§ Description of the task
Look through the records below and copy each line that includes the word "active".

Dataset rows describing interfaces
BEGIN
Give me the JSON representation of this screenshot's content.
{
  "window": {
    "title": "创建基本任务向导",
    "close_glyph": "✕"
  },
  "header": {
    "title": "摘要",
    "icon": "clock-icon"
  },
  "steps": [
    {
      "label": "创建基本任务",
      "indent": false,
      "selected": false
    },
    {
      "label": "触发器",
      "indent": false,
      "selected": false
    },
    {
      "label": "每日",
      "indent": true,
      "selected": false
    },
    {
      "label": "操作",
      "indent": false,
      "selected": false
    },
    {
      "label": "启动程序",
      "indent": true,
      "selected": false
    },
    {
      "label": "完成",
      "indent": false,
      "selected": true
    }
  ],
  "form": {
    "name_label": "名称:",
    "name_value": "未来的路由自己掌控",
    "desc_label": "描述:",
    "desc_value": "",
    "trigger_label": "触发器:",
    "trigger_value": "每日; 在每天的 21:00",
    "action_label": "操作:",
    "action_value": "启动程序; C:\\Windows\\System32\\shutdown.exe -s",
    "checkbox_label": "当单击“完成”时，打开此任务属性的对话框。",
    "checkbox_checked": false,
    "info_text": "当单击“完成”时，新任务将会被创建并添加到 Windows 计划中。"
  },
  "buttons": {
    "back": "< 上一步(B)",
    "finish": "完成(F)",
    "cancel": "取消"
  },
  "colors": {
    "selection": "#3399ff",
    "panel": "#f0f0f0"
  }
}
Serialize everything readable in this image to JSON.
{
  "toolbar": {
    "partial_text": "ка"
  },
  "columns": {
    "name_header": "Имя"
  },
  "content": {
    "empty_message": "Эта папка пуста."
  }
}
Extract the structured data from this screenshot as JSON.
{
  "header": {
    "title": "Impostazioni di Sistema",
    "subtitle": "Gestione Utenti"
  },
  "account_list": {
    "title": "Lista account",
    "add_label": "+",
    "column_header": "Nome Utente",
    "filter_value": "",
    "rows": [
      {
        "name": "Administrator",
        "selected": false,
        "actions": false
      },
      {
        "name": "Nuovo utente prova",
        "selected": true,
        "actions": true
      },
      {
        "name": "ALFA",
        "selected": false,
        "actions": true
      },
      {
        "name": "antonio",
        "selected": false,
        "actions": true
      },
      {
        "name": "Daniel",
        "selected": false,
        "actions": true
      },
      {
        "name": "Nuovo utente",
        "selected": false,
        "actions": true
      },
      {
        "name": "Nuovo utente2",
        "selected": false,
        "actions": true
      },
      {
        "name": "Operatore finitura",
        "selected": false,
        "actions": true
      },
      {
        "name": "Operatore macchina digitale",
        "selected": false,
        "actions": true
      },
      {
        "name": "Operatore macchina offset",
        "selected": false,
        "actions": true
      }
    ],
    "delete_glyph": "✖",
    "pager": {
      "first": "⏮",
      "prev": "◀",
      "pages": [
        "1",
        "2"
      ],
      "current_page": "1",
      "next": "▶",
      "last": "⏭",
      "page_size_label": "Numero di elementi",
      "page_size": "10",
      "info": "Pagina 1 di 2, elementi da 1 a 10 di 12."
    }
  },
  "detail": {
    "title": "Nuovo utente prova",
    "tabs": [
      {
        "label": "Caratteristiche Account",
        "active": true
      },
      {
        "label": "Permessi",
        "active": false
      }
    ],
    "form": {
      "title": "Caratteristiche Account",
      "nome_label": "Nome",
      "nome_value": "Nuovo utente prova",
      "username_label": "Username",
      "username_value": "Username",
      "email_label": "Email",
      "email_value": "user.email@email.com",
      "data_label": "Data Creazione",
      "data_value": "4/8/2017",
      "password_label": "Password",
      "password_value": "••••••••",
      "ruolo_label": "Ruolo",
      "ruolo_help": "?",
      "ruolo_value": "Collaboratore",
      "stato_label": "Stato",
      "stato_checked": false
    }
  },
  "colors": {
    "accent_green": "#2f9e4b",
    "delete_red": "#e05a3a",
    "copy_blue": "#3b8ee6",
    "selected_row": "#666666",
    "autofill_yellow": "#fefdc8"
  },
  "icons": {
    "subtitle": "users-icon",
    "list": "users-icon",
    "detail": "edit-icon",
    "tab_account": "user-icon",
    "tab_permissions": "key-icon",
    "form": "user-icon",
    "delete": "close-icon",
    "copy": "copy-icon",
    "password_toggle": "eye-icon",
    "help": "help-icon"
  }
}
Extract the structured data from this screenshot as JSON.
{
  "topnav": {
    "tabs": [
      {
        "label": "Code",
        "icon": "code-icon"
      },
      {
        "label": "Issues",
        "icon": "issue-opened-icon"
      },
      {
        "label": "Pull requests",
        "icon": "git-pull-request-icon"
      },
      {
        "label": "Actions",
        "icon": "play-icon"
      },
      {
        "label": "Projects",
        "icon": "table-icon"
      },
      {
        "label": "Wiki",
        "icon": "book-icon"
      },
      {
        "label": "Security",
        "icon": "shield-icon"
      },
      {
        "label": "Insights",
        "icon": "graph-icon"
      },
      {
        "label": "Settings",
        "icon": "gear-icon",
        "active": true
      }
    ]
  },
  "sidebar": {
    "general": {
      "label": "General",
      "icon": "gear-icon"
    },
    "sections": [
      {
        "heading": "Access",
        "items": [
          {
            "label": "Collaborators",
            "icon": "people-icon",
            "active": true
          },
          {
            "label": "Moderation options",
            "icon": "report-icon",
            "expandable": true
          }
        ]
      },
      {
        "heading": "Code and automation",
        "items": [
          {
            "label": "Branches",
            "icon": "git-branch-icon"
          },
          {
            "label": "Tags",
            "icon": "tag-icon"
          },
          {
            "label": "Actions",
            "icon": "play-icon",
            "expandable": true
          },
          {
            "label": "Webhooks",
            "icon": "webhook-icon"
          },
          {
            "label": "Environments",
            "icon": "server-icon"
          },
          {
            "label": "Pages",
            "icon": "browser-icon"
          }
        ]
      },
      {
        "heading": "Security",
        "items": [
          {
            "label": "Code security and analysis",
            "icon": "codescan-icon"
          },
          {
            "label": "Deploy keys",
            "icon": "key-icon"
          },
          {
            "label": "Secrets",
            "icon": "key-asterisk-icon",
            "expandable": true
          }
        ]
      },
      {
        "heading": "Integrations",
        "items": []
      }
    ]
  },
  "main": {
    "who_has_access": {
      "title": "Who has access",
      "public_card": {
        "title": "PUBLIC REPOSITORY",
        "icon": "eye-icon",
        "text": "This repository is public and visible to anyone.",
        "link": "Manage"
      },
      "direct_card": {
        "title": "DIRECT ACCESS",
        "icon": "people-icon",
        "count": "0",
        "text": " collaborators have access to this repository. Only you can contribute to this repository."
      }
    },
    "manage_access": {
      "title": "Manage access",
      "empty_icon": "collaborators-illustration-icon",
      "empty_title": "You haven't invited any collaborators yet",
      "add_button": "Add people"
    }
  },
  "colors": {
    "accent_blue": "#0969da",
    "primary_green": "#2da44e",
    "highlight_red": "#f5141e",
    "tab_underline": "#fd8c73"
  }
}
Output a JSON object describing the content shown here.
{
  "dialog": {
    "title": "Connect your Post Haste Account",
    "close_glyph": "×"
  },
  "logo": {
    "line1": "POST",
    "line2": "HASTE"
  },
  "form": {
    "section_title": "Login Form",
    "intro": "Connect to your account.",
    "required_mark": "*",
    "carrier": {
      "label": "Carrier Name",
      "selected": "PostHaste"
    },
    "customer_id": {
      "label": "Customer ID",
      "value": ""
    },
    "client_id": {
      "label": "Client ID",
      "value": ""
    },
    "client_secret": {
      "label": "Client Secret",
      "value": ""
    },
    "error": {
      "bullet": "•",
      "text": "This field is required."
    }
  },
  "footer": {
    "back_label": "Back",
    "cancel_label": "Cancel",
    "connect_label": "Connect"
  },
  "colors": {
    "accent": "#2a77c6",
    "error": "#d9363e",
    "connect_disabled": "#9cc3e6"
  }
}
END
§ The answer
        "active": true
        "active": false
        "active": true
            "active": true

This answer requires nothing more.